■ Input data:
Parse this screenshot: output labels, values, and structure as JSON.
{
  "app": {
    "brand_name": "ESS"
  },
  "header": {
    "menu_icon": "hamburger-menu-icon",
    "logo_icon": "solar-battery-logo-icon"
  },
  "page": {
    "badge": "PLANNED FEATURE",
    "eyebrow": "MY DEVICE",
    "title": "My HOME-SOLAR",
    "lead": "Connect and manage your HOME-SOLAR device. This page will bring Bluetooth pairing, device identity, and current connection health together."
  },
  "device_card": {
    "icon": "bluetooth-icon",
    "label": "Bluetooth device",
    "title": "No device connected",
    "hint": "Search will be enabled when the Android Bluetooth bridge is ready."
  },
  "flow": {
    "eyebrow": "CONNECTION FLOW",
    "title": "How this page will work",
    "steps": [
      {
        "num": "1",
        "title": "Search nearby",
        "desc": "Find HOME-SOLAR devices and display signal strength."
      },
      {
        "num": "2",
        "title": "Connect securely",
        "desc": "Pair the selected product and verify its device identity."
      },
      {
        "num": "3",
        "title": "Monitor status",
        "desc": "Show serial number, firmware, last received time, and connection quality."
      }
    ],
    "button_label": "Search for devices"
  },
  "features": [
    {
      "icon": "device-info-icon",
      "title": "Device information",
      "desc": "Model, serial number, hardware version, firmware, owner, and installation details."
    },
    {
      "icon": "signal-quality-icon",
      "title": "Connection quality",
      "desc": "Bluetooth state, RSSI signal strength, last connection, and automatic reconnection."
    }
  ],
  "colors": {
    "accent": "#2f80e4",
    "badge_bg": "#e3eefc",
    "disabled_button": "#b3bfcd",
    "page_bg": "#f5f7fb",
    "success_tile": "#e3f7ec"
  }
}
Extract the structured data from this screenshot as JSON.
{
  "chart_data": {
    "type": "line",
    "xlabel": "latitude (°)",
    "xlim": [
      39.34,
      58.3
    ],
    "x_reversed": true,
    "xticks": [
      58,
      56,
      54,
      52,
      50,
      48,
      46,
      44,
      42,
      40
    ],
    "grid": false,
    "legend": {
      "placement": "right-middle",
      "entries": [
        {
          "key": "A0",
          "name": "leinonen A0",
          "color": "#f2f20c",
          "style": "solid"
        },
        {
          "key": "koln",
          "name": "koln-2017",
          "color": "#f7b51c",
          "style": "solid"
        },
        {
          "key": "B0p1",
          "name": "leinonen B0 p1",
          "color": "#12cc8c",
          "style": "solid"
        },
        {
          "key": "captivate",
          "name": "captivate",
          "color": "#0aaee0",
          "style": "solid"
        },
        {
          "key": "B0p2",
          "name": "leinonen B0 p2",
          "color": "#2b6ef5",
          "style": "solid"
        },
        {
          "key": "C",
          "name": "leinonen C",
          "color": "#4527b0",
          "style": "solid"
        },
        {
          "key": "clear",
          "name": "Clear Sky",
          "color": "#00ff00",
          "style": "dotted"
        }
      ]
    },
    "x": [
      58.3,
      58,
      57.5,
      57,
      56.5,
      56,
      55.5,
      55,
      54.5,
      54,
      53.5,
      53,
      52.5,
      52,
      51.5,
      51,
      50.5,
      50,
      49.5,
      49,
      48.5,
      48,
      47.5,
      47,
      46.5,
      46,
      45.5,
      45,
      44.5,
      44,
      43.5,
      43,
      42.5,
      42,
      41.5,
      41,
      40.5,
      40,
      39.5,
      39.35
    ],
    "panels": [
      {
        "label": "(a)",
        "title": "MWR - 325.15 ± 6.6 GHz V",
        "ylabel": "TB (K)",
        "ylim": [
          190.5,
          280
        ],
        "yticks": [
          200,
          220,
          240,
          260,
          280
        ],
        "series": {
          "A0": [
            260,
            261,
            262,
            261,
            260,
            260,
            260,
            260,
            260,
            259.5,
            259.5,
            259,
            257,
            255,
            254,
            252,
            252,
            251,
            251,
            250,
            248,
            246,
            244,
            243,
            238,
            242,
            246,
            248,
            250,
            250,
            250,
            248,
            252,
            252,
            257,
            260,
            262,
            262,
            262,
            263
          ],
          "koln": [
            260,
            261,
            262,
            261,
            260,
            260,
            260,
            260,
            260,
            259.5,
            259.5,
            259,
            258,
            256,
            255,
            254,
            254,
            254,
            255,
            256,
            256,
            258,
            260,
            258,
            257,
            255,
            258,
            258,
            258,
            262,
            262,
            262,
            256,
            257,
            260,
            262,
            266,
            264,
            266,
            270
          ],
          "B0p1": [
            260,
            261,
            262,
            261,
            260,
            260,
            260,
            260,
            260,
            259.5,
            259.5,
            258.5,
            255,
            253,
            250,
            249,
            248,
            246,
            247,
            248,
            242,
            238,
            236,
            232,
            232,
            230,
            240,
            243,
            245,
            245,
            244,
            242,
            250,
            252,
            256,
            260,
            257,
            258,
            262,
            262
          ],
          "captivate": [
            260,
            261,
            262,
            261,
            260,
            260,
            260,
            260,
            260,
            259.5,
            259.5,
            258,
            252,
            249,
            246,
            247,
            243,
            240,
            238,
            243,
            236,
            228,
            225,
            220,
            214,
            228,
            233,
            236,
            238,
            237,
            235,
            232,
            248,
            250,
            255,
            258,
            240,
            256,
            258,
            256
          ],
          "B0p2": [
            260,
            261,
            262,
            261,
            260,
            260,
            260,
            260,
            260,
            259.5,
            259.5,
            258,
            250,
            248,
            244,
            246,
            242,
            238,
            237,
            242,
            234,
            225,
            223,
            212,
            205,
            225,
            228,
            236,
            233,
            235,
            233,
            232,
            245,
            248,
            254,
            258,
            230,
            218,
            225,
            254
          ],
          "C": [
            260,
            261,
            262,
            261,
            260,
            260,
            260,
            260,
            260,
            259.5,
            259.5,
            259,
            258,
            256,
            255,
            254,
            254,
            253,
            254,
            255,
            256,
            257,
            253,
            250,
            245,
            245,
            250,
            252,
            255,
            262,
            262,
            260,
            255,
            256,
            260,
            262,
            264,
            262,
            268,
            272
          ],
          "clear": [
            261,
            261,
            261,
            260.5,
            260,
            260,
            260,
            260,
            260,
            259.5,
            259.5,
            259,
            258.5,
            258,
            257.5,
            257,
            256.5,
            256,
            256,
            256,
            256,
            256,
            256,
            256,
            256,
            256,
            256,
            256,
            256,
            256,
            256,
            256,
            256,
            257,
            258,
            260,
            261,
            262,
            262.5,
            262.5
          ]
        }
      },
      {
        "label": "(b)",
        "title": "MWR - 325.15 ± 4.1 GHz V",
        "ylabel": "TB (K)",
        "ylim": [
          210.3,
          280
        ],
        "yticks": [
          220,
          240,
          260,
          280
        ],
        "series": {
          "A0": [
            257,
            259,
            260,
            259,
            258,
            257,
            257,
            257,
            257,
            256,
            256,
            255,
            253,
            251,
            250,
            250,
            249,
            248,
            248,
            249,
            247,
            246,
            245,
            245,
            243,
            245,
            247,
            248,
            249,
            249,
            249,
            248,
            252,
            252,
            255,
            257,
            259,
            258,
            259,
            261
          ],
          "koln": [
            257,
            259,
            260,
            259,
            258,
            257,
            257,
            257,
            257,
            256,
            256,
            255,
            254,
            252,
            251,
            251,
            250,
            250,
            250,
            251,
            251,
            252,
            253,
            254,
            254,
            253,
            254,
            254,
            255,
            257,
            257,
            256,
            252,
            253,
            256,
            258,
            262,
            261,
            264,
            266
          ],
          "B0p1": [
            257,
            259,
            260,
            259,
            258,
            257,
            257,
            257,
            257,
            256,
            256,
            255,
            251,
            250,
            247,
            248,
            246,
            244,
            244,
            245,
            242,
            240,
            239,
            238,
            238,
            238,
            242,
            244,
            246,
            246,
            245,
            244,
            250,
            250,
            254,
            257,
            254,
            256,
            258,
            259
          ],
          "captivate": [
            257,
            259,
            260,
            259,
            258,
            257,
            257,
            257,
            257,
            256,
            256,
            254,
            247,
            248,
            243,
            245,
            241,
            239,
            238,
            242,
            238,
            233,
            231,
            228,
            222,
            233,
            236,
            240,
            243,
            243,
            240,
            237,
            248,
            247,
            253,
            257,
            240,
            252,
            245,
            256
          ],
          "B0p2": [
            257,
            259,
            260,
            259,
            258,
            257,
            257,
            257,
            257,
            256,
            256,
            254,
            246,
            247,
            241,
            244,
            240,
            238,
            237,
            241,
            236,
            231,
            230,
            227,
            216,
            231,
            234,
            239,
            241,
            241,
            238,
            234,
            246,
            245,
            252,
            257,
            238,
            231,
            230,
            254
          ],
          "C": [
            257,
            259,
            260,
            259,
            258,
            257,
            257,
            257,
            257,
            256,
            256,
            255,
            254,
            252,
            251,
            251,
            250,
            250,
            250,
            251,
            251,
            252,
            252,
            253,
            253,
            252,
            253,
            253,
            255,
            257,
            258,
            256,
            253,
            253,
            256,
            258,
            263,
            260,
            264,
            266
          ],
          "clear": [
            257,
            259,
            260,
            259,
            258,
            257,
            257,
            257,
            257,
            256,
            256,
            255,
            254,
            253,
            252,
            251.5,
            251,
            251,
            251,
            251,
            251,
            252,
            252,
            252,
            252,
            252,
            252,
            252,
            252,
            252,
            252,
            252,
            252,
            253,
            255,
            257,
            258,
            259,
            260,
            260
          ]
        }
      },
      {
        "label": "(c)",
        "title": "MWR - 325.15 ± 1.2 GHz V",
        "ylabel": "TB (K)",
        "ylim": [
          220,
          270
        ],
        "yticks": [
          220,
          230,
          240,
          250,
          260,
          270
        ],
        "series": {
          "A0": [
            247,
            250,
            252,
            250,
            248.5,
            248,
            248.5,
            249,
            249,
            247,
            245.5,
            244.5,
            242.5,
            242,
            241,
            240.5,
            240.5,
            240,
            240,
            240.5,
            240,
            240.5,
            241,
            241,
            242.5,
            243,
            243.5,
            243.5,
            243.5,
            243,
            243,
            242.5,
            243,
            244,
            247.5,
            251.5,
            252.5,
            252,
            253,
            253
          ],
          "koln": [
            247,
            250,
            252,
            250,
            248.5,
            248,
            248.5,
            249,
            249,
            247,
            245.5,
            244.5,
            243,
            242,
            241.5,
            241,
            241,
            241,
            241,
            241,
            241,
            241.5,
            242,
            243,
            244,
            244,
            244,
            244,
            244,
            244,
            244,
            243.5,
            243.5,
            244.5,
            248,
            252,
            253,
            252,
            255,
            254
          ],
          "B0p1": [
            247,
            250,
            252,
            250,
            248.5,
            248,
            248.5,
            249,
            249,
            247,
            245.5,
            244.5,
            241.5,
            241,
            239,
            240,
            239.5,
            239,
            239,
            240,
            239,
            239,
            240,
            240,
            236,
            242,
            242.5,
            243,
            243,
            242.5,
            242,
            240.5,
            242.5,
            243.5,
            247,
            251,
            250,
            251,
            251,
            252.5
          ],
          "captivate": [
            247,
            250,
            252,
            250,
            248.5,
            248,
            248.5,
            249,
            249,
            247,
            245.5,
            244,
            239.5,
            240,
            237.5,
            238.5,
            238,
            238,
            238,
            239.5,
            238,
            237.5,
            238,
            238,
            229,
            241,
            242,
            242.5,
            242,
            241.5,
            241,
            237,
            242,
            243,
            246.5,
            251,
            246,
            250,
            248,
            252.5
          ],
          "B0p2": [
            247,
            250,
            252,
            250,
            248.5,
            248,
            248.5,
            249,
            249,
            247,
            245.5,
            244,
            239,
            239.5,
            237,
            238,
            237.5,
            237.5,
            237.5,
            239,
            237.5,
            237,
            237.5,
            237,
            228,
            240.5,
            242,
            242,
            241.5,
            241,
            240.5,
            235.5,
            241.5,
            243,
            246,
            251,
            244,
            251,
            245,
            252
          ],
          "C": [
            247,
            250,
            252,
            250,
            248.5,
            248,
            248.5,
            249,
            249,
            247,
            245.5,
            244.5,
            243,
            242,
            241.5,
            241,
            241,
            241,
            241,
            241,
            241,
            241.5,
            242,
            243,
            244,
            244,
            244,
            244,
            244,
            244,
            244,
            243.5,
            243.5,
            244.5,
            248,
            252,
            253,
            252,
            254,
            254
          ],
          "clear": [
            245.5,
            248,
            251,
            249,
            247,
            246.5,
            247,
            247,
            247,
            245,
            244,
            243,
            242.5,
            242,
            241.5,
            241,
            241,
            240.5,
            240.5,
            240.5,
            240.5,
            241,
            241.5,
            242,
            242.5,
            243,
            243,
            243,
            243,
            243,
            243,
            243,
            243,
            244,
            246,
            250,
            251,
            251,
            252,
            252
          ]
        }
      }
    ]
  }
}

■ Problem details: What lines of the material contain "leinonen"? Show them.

■ Your solution:
          "name": "leinonen A0",
          "name": "leinonen B0 p1",
          "name": "leinonen B0 p2",
          "name": "leinonen C",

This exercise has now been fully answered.